In the end though, if the goal is a church building, we have missed the point. Consider our forerunners in Acts or Paul himself. Was his intent to start a church or to share the message? Perhaps both. Which came first though? When I read Acts and the Epistles I find a much greater emphasis on relationships than I do on buildings and programs, a simple point to miss amidst the fog and pressures of church programming.

So we covet your prayers for wisdom in this church planting endeavor. We also ask for prayer for the 20 girls at the Vientos de Esperanza home for abused girls that is quickly becoming our family’s personal ministry. The commentary on their life is so sad, but the hope many of them have found in Christ and the joy they now have for life so quickly grabs your heart. Pray for Melita the director who ministers daily to the physical, emotional, and spiritual needs of these girls.

When they take your “stuff”

Being robbed feels like a violation. We returned home to our house a few weeks ago to discover a back door open. A quick glance into the office confirmed our suspicion. Someone robbed us.

That Friday was a holiday and we thought we would go see a movie. We were only gone for 2 hours. In that short amount of time, someone stole around $12,000 worth of electronics, money, and jewelry. I openly confess that I was angry. Snorting like Ferdinand the Bull (remember that kids story? He was stung by a bee…), I wanted revenge. A missionary friend came over and recommended that we pray. I didn’t want to pray. I confess I didn’t close my eyes. Is that a sin? Someone was watching my house after all. Someone was staking out my family. I was ready for some revenge.

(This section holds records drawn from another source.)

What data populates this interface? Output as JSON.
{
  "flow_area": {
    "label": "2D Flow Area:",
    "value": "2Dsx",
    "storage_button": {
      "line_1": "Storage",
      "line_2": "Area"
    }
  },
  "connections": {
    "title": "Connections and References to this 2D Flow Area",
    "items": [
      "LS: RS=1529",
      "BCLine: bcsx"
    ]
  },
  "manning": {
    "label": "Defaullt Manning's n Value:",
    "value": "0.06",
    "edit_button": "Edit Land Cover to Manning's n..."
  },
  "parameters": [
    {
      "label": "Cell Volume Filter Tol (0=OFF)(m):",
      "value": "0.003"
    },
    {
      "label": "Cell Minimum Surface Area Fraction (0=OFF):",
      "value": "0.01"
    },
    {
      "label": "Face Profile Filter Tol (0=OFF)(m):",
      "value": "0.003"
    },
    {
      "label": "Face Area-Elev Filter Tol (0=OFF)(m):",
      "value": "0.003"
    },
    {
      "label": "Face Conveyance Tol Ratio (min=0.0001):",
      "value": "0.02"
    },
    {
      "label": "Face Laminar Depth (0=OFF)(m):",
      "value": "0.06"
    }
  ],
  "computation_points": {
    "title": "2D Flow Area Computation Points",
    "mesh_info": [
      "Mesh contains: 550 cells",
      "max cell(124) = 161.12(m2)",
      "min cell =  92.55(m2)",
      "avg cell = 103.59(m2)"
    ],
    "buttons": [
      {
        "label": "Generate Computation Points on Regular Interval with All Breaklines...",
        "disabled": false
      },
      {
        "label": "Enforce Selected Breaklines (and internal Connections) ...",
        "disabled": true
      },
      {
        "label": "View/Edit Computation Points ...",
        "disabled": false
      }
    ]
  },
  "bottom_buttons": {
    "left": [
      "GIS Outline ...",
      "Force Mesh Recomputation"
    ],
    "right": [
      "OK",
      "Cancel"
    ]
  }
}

As the emotion twisted toward fear, a gnawing sense of letting down my family by not exercising my husband-ly and fatherly duty of keeping us and our stuff safe steadily grew inside of me. I am the man of the house. Security is my duty. A carnal thought rumbled like an incoming storm—why did God let this happen? I left my home, family, and friends to serve him in a foreign country. I at least deserve his protection. It was then than my conscience, ie. my wife, pulled the rug out from under my lament. He did protect us. We were not in the house when the robber came in. We can recoup $12 grand. We should be most thankful for being safe.

After all, stuff is just stuff. Oh, it is easy to lose sight of the value of stuff. Compared to health and safety, it’s not much. Just stuff. Only then, days later, did I first realize (and accept) that he did protect us. Yes, he protected us from potential violence. He protected us even more from allowing stuff to become more than simply inert compounds with no eternal future. We were safe. He was good to us.

I have suggested to others that it is good to get robbed every few years (this is our fourth time) so that the stuff of this world retains its proper place and value. Slightly above worthless and way below everlasting. Just stuff.